TASK DETAILS - From first line to last, write out the data precisely as shown.

*** EXTRACTED DATA Section Begins ***

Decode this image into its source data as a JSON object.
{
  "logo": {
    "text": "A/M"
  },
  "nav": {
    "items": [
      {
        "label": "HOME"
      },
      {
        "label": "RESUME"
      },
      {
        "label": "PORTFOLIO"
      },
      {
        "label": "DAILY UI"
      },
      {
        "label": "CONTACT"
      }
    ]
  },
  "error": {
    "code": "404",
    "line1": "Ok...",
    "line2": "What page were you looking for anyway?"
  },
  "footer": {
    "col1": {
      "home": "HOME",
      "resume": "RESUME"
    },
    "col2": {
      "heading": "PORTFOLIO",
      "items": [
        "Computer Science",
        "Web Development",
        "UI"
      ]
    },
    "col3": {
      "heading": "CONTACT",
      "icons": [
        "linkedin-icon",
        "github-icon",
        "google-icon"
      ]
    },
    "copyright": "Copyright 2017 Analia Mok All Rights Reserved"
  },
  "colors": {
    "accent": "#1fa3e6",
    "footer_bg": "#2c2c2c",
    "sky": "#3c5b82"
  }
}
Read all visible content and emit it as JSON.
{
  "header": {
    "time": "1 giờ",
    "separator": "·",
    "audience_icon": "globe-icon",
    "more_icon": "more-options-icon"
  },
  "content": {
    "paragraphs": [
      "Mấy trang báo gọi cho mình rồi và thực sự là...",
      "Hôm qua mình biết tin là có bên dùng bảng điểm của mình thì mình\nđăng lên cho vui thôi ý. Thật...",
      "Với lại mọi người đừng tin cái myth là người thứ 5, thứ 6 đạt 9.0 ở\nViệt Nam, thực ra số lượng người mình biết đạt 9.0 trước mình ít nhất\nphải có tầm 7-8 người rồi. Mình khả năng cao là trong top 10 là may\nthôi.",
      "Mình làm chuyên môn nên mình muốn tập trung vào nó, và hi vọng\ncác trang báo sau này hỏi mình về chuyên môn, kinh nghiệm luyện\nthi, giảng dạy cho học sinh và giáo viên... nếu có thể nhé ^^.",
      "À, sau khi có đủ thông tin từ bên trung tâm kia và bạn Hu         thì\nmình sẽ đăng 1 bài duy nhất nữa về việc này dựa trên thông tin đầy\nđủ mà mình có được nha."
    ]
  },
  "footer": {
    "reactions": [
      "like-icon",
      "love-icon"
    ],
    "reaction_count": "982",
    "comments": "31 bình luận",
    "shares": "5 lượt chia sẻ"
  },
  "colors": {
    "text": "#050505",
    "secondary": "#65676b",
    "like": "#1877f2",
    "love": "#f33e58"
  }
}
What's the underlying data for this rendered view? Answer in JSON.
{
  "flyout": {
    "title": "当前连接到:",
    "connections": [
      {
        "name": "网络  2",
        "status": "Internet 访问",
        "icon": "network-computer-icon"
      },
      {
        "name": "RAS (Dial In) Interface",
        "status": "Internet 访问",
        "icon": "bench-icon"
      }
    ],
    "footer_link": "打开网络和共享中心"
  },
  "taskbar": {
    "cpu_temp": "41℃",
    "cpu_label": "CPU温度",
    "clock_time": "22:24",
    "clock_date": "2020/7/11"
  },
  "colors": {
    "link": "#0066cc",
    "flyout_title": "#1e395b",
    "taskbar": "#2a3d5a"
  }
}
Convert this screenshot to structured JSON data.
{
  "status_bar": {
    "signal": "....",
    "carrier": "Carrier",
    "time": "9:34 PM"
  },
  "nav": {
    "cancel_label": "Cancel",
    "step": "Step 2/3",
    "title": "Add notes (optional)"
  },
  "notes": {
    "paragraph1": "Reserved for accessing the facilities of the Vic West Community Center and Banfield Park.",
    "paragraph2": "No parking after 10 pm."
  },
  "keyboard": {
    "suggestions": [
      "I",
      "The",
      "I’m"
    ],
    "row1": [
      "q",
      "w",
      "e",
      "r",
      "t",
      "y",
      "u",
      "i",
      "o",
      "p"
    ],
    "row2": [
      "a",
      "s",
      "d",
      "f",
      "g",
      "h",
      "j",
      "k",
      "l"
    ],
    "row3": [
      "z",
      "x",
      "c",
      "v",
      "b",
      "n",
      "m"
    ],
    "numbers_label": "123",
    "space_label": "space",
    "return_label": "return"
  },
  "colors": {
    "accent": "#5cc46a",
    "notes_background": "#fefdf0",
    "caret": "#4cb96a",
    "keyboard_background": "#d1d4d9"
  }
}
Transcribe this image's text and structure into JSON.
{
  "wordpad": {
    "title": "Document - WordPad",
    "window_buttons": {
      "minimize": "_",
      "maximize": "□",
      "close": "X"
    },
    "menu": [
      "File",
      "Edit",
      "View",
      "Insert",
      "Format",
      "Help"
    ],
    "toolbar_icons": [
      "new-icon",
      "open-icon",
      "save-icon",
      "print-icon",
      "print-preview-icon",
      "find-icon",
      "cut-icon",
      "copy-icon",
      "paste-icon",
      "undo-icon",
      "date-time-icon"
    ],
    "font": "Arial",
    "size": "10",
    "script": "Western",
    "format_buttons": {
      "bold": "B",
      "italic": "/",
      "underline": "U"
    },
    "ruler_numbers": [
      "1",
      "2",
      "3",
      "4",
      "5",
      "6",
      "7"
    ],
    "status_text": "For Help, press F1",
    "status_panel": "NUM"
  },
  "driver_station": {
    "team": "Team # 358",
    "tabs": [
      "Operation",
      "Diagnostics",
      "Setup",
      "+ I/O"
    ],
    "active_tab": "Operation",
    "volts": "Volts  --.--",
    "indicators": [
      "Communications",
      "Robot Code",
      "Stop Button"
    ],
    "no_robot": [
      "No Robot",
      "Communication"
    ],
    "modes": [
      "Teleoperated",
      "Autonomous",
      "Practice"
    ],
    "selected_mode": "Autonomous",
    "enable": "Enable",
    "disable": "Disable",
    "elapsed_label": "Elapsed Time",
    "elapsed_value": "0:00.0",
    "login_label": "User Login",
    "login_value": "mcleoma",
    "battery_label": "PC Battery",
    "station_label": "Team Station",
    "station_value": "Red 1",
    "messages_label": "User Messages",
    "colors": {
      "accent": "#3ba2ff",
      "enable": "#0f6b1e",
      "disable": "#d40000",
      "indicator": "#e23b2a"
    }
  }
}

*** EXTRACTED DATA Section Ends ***

OUTPUT FOR THIS TASK -
Decode this image into its source data as a JSON object.
{
  "logo": {
    "text": "A/M"
  },
  "nav": {
    "items": [
      {
        "label": "HOME"
      },
      {
        "label": "RESUME"
      },
      {
        "label": "PORTFOLIO"
      },
      {
        "label": "DAILY UI"
      },
      {
        "label": "CONTACT"
      }
    ]
  },
  "error": {
    "code": "404",
    "line1": "Ok...",
    "line2": "What page were you looking for anyway?"
  },
  "footer": {
    "col1": {
      "home": "HOME",
      "resume": "RESUME"
    },
    "col2": {
      "heading": "PORTFOLIO",
      "items": [
        "Computer Science",
        "Web Development",
        "UI"
      ]
    },
    "col3": {
      "heading": "CONTACT",
      "icons": [
        "linkedin-icon",
        "github-icon",
        "google-icon"
      ]
    },
    "copyright": "Copyright 2017 Analia Mok All Rights Reserved"
  },
  "colors": {
    "accent": "#1fa3e6",
    "footer_bg": "#2c2c2c",
    "sky": "#3c5b82"
  }
}
Read all visible content and emit it as JSON.
{
  "header": {
    "time": "1 giờ",
    "separator": "·",
    "audience_icon": "globe-icon",
    "more_icon": "more-options-icon"
  },
  "content": {
    "paragraphs": [
      "Mấy trang báo gọi cho mình rồi và thực sự là...",
      "Hôm qua mình biết tin là có bên dùng bảng điểm của mình thì mình\nđăng lên cho vui thôi ý. Thật...",
      "Với lại mọi người đừng tin cái myth là người thứ 5, thứ 6 đạt 9.0 ở\nViệt Nam, thực ra số lượng người mình biết đạt 9.0 trước mình ít nhất\nphải có tầm 7-8 người rồi. Mình khả năng cao là trong top 10 là may\nthôi.",
      "Mình làm chuyên môn nên mình muốn tập trung vào nó, và hi vọng\ncác trang báo sau này hỏi mình về chuyên môn, kinh nghiệm luyện\nthi, giảng dạy cho học sinh và giáo viên... nếu có thể nhé ^^.",
      "À, sau khi có đủ thông tin từ bên trung tâm kia và bạn Hu         thì\nmình sẽ đăng 1 bài duy nhất nữa về việc này dựa trên thông tin đầy\nđủ mà mình có được nha."
    ]
  },
  "footer": {
    "reactions": [
      "like-icon",
      "love-icon"
    ],
    "reaction_count": "982",
    "comments": "31 bình luận",
    "shares": "5 lượt chia sẻ"
  },
  "colors": {
    "text": "#050505",
    "secondary": "#65676b",
    "like": "#1877f2",
    "love": "#f33e58"
  }
}
What's the underlying data for this rendered view? Answer in JSON.
{
  "flyout": {
    "title": "当前连接到:",
    "connections": [
      {
        "name": "网络  2",
        "status": "Internet 访问",
        "icon": "network-computer-icon"
      },
      {
        "name": "RAS (Dial In) Interface",
        "status": "Internet 访问",
        "icon": "bench-icon"
      }
    ],
    "footer_link": "打开网络和共享中心"
  },
  "taskbar": {
    "cpu_temp": "41℃",
    "cpu_label": "CPU温度",
    "clock_time": "22:24",
    "clock_date": "2020/7/11"
  },
  "colors": {
    "link": "#0066cc",
    "flyout_title": "#1e395b",
    "taskbar": "#2a3d5a"
  }
}
Convert this screenshot to structured JSON data.
{
  "status_bar": {
    "signal": "....",
    "carrier": "Carrier",
    "time": "9:34 PM"
  },
  "nav": {
    "cancel_label": "Cancel",
    "step": "Step 2/3",
    "title": "Add notes (optional)"
  },
  "notes": {
    "paragraph1": "Reserved for accessing the facilities of the Vic West Community Center and Banfield Park.",
    "paragraph2": "No parking after 10 pm."
  },
  "keyboard": {
    "suggestions": [
      "I",
      "The",
      "I’m"
    ],
    "row1": [
      "q",
      "w",
      "e",
      "r",
      "t",
      "y",
      "u",
      "i",
      "o",
      "p"
    ],
    "row2": [
      "a",
      "s",
      "d",
      "f",
      "g",
      "h",
      "j",
      "k",
      "l"
    ],
    "row3": [
      "z",
      "x",
      "c",
      "v",
      "b",
      "n",
      "m"
    ],
    "numbers_label": "123",
    "space_label": "space",
    "return_label": "return"
  },
  "colors": {
    "accent": "#5cc46a",
    "notes_background": "#fefdf0",
    "caret": "#4cb96a",
    "keyboard_background": "#d1d4d9"
  }
}
Transcribe this image's text and structure into JSON.
{
  "wordpad": {
    "title": "Document - WordPad",
    "window_buttons": {
      "minimize": "_",
      "maximize": "□",
      "close": "X"
    },
    "menu": [
      "File",
      "Edit",
      "View",
      "Insert",
      "Format",
      "Help"
    ],
    "toolbar_icons": [
      "new-icon",
      "open-icon",
      "save-icon",
      "print-icon",
      "print-preview-icon",
      "find-icon",
      "cut-icon",
      "copy-icon",
      "paste-icon",
      "undo-icon",
      "date-time-icon"
    ],
    "font": "Arial",
    "size": "10",
    "script": "Western",
    "format_buttons": {
      "bold": "B",
      "italic": "/",
      "underline": "U"
    },
    "ruler_numbers": [
      "1",
      "2",
      "3",
      "4",
      "5",
      "6",
      "7"
    ],
    "status_text": "For Help, press F1",
    "status_panel": "NUM"
  },
  "driver_station": {
    "team": "Team # 358",
    "tabs": [
      "Operation",
      "Diagnostics",
      "Setup",
      "+ I/O"
    ],
    "active_tab": "Operation",
    "volts": "Volts  --.--",
    "indicators": [
      "Communications",
      "Robot Code",
      "Stop Button"
    ],
    "no_robot": [
      "No Robot",
      "Communication"
    ],
    "modes": [
      "Teleoperated",
      "Autonomous",
      "Practice"
    ],
    "selected_mode": "Autonomous",
    "enable": "Enable",
    "disable": "Disable",
    "elapsed_label": "Elapsed Time",
    "elapsed_value": "0:00.0",
    "login_label": "User Login",
    "login_value": "mcleoma",
    "battery_label": "PC Battery",
    "station_label": "Team Station",
    "station_value": "Red 1",
    "messages_label": "User Messages",
    "colors": {
      "accent": "#3ba2ff",
      "enable": "#0f6b1e",
      "disable": "#d40000",
      "indicator": "#e23b2a"
    }
  }
}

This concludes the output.